Mountain chicken research news
Delivering a massive brood of 76, from just two females, the critically-endangered mountain chicken frogs’ offspring will be released back into a protected and disease-free area of the wild when they are fully grown. Find out more .
In April 2008, an International Workshop was held in Dominica at the Holy Redeemer Retreat. Amphibian conservationists and experts in captive breeding, along with representatives from across the Lesser Antilles attended. A major output from this meeting will be the finalization of an Amphibian Chytridiomycosis Management Plan for the Lesser Antilles Region: minimizing the risk of spread, and mitigating the effects, of this disease in amphibians in the future.
Hon Julius Timothy, Minister for Economic Development and Urban Renewal, gave the Feature Address at the Opening Ceremony. Mrs Claudia Bellot, Permanent Secretary, Ministry of Agriculture Fisheries and Forestry, welcomed attendees to the Nature Island of Dominica.
Dr Trevorne Douglas gives a tour of the laboratory in the Botanical Gardens, Roseau, to workshop delegates from across the Lesser Antilles. The facility will act as a centre for chytrid diagnostics and research across the Lesser Antilles region.
An international programme for the ex situ conservation management of the mountain chicken Leptodactylus fallax, from Dominica, has been formed. In April 2008, Mr Richard Gibson from the North of England Zoological Society, and Mr Minchinton Burton, Forestry Wildlife Division, Dominica, co-signed a Memorandum of Participation in this breeding programme. The Zoological Society of London is already a participating member of this programme.
In-country captive breeding of the Dominican mountain chicken is planned in the Botanical Gardens, Roseau. Construction of the building began in December 2007 and works are now nearing completion. Efforts are underway to learning how to breed local crickets to feed the hungry amphibians – these large frogs will have quite an appetite!
An Official Ceremony to declare the Molecular Diagnostic Laboratory in the Botanical Gardens, Dominica, open was held on 20th March 2006. Welcome and Opening Remarks were given by Claudia Bellot, PS Agriculture. The Hon. John Collin McIntyre, Minister of Agriculture and Environment, and Dr Andrew Cunningham, Institute of Zoology, each gave an address at the event. Mr Eric Hypolite, Director of Forestry, led the vote of thanks and closing remarks. The molecular diagnostic laboratory has been constructed and equipped for testing samples for the chytrid fungus currently posing a threat to Dominican’a amphibian fauna, including the mountain chicken frog.

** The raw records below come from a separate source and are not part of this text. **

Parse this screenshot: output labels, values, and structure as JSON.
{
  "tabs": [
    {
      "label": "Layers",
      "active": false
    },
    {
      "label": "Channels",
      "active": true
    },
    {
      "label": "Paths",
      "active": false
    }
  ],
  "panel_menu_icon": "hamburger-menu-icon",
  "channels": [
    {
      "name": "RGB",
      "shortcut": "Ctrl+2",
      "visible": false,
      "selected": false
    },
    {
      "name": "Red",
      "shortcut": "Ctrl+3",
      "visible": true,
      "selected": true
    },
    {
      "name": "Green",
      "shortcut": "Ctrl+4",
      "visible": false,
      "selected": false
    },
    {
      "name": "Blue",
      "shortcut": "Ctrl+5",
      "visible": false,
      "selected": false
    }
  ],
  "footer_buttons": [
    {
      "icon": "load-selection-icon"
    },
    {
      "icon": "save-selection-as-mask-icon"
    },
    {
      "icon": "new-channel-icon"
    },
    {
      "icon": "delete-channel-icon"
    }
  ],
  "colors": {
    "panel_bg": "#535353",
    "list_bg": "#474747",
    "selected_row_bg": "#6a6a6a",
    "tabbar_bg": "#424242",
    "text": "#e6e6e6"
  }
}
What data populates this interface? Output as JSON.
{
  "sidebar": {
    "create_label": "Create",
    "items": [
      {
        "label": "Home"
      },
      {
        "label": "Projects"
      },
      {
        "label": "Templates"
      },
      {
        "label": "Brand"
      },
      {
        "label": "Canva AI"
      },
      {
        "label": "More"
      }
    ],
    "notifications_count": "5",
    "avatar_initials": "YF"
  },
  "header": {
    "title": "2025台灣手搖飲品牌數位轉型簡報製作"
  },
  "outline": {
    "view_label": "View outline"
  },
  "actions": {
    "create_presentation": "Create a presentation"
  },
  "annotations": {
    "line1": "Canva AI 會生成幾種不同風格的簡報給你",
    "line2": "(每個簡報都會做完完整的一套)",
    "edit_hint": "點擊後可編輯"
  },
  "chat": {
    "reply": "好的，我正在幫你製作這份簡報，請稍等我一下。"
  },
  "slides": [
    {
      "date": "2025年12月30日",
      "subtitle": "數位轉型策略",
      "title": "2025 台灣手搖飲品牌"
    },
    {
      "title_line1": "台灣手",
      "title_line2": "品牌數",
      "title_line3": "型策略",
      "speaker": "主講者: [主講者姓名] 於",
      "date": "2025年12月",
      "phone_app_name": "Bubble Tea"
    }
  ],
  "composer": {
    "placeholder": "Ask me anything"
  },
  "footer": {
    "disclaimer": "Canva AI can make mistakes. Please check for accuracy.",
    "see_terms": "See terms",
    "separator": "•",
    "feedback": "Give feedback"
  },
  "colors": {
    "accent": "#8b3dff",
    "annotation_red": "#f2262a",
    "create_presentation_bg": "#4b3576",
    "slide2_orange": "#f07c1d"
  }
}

It is hoped that the laboratory will become a center of excellence for amphibian health research across the Lesser Antilles over the coming years.
An International Training workshop on prevention of chytrid spread and early surveillance measures was held at the Holy Redeemer Retreat House in March 2006. Representatives from the Forestry and Wildlife Division and the Veterinary Services Division of the Government of Dominica hosted the workshop which was attended by colleagues from across the Lesser Antilles. Mr Oliver Grell, the Director of Agriculture, gave the opening address. Experts in amphibian health and captive husbandry from the Zoological Society of London, Chester Zoo, Durrell Wildlife Conservation Trust and Fauna and Flora International gave presentations and contributed to the discussion and formulation of a draft management plan to limit the damage caused by chytrid to the region’s amphibian fauna.
In an effort to discover the full extent of the dissemination of Batrachochytrium dendrobatidis in Dominica, a new member has been added to the team. Dr. Valarie Thomas, a local veterinarian who has a background in molecular microbiology, is currently receiving training at the Institute of Zoology at the Zoological Society of London. This training includes various molecular and non-molecular techniques which will aid in the detection of B.dendrobatidis from infected samples.
Dr. Thomas will perform on-the-spot analysis of samples using different PCR methods such as nested and real time PCR. In addition to these methods some microscopic and macroscopic evaluations will also be performed on samples where deemed necessary.
The crapaud (Leptodactylus fallax) is one of the world’s largest frogs and is also known, rather confusingly, as the mountain chicken (the meat is thought to taste like chicken, however, the frog inhabits lowland terrain on the island’s coast and not the inland mountainous region!).